[Page and application data records]

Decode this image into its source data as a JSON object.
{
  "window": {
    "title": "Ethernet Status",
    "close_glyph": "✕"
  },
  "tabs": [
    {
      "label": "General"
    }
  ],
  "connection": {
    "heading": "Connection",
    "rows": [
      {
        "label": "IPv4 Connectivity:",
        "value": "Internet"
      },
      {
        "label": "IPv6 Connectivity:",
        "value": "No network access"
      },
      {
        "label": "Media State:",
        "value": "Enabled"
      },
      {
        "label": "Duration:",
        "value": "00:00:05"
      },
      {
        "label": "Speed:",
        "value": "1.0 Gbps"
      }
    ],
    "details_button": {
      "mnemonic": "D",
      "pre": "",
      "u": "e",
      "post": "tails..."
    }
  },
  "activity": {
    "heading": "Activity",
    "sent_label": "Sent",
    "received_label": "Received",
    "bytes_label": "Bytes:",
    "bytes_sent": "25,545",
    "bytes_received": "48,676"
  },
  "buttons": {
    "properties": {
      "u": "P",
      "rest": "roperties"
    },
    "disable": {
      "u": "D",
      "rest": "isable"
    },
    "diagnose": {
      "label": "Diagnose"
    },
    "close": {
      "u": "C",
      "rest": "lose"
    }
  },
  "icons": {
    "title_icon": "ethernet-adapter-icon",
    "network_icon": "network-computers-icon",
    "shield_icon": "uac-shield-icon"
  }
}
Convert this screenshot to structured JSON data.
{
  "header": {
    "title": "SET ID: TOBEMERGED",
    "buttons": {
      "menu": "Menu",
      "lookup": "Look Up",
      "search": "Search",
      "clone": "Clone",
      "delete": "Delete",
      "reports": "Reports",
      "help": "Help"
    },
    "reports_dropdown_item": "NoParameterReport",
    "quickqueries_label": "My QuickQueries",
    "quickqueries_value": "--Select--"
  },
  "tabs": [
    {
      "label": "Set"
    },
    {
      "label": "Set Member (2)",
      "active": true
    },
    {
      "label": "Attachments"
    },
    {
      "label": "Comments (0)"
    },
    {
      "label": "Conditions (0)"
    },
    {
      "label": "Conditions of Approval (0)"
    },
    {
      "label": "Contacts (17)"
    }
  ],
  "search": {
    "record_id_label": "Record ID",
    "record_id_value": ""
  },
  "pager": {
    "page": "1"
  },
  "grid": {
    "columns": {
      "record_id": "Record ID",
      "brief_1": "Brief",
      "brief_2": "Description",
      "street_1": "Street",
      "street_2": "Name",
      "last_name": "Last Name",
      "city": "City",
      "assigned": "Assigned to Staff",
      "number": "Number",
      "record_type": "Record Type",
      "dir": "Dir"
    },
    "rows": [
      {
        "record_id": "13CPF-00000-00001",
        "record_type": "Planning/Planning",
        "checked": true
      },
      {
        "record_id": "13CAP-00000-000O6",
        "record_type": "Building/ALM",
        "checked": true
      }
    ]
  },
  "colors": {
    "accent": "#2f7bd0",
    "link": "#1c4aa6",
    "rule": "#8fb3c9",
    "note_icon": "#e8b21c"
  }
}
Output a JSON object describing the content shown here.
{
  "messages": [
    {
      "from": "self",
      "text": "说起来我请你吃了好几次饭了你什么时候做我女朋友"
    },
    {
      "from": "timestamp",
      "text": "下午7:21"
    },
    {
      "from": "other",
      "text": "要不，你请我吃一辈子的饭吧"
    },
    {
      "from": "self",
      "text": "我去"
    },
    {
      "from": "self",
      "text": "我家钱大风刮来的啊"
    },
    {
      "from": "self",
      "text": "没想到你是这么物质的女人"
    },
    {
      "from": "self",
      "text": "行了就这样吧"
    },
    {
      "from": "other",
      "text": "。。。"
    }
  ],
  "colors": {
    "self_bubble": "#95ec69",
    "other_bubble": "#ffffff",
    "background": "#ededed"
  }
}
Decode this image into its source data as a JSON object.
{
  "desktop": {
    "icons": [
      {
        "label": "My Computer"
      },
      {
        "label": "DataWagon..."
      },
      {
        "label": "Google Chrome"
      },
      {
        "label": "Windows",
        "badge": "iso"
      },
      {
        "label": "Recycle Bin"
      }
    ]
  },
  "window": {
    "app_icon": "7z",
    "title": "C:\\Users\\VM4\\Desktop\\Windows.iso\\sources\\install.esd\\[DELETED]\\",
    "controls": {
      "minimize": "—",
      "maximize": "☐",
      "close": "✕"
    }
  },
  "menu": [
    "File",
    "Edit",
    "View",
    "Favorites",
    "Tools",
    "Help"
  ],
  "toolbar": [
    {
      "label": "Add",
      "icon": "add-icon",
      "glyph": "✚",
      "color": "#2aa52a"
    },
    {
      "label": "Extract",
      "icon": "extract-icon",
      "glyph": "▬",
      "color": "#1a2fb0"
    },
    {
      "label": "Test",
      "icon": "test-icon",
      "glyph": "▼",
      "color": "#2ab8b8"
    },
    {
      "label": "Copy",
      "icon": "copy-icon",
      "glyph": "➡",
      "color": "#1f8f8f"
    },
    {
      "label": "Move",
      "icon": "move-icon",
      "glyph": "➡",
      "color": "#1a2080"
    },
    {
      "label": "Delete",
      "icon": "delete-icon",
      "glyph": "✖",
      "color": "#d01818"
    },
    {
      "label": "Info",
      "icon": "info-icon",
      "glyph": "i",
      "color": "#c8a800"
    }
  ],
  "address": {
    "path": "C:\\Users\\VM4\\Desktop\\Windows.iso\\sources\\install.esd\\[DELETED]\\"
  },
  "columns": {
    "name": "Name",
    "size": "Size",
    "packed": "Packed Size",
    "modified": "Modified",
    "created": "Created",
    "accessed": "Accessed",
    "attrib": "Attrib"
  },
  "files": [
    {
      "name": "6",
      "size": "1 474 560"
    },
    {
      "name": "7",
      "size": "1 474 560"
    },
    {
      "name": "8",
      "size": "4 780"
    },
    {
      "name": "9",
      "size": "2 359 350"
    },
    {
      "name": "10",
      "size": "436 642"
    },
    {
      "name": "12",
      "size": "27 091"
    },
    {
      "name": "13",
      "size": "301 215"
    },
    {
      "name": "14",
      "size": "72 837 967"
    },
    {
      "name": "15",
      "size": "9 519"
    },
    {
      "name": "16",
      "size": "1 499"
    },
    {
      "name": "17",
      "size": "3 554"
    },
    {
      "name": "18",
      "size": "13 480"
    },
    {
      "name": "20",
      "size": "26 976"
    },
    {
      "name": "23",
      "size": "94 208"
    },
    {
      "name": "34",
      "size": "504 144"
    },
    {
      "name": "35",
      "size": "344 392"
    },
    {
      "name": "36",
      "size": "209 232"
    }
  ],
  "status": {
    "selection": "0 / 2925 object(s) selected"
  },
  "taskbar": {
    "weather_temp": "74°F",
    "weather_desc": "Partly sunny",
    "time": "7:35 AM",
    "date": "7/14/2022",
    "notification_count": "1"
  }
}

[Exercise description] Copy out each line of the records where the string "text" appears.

[Response area]
      "text": "说起来我请你吃了好几次饭了你什么时候做我女朋友"
      "text": "下午7:21"
      "text": "要不，你请我吃一辈子的饭吧"
      "text": "我去"
      "text": "我家钱大风刮来的啊"
      "text": "没想到你是这么物质的女人"
      "text": "行了就这样吧"
      "text": "。。。"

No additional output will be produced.